In the foregoing description and in the drawings we illustrated several examples of one type of mapping register; it can be called a logical mapping register. As explained, it provides a field for each logical drive in a defined array, and in that field, a value indicates a corresponding platter interface number. In an alternative embodiment, called a physical mapping, a register provides a field for each platter interface or attached drive, and in each field, a value indicates a corresponding logical port number. This alternative mapping register is illustrated in the following example.

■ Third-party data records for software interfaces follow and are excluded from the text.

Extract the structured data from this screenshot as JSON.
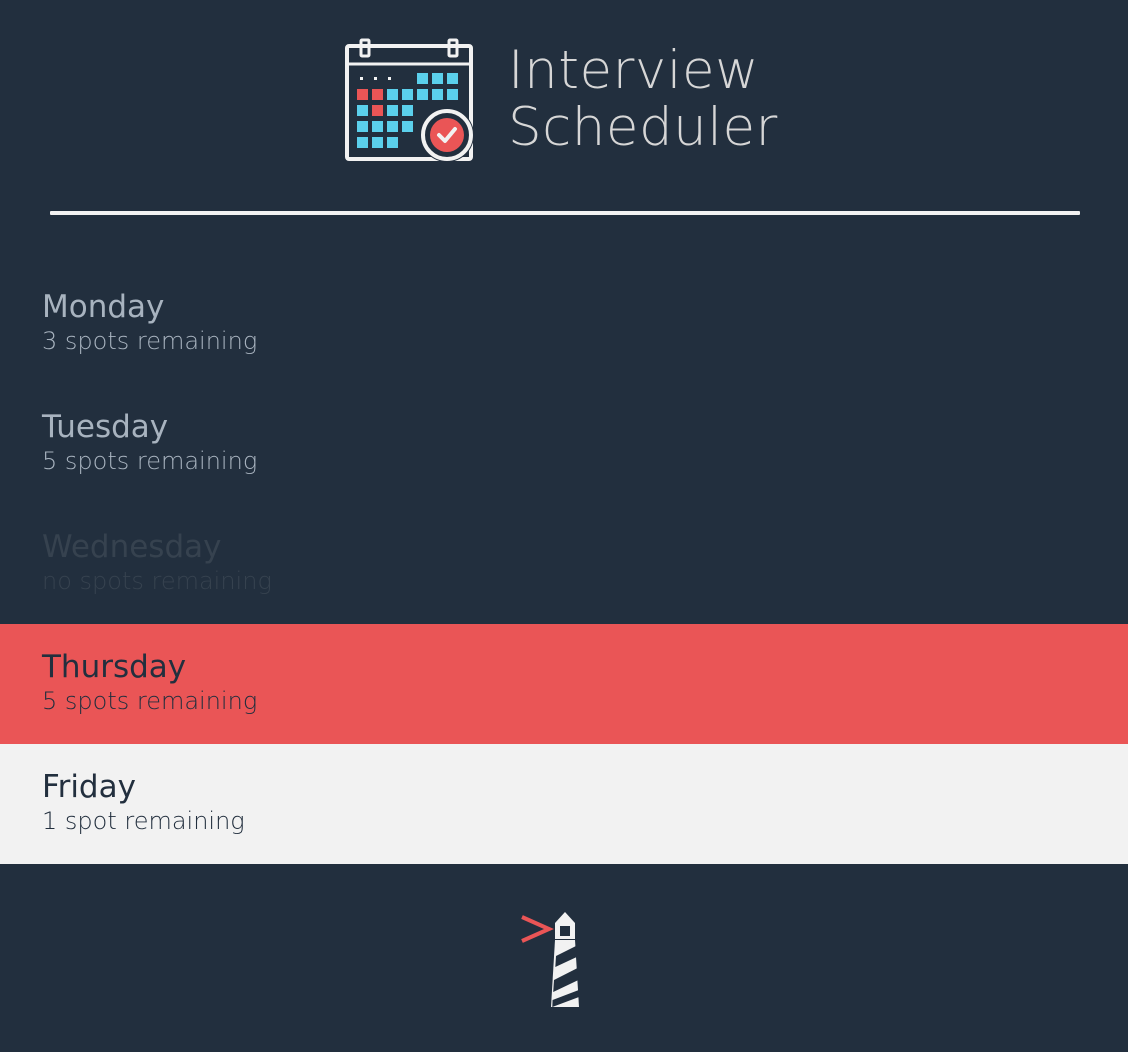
{
  "app": {
    "title_line1": "Interview",
    "title_line2": "Scheduler"
  },
  "icons": {
    "logo": "calendar-check-icon",
    "footer": "lighthouse-icon"
  },
  "colors": {
    "background": "#222f3e",
    "accent": "#ea5556",
    "highlight": "#f2f2f2",
    "calendar_cyan": "#5bd0ec"
  },
  "days": [
    {
      "name": "Monday",
      "spots": "3 spots remaining",
      "state": "normal"
    },
    {
      "name": "Tuesday",
      "spots": "5 spots remaining",
      "state": "normal"
    },
    {
      "name": "Wednesday",
      "spots": "no spots remaining",
      "state": "full"
    },
    {
      "name": "Thursday",
      "spots": "5 spots remaining",
      "state": "selected"
    },
    {
      "name": "Friday",
      "spots": "1 spot remaining",
      "state": "hovered"
    }
  ]
}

Assume an array is to be defined for striped data over four drives. Blocks of the stripe width are stored on each of the available drives in a specific sequence. This process is then repeated. For example, the first block of data (as well as the 5th, 9th, etc) is stored on the drive connected to platter interface #1. The second block (as well as 6th, 10th, etc ) is stored on the drive connected to platter interface #2. The third block of data (as well as 7th, 11th, etc) is stored on the drive connected to platter interface #4. The first block of data goes on logical drive 0, the second on logical drive 1, the third on logical drive two and the fourth on logical drive 3. The two alternative types of mapping registers for this case are as follows:
It will be obvious to those having skill in the art that many changes may be made to the details of the above-described embodiments of this invention without departing from the underlying principles thereof. The scope of the present invention should, therefore, be determined only by the following claims.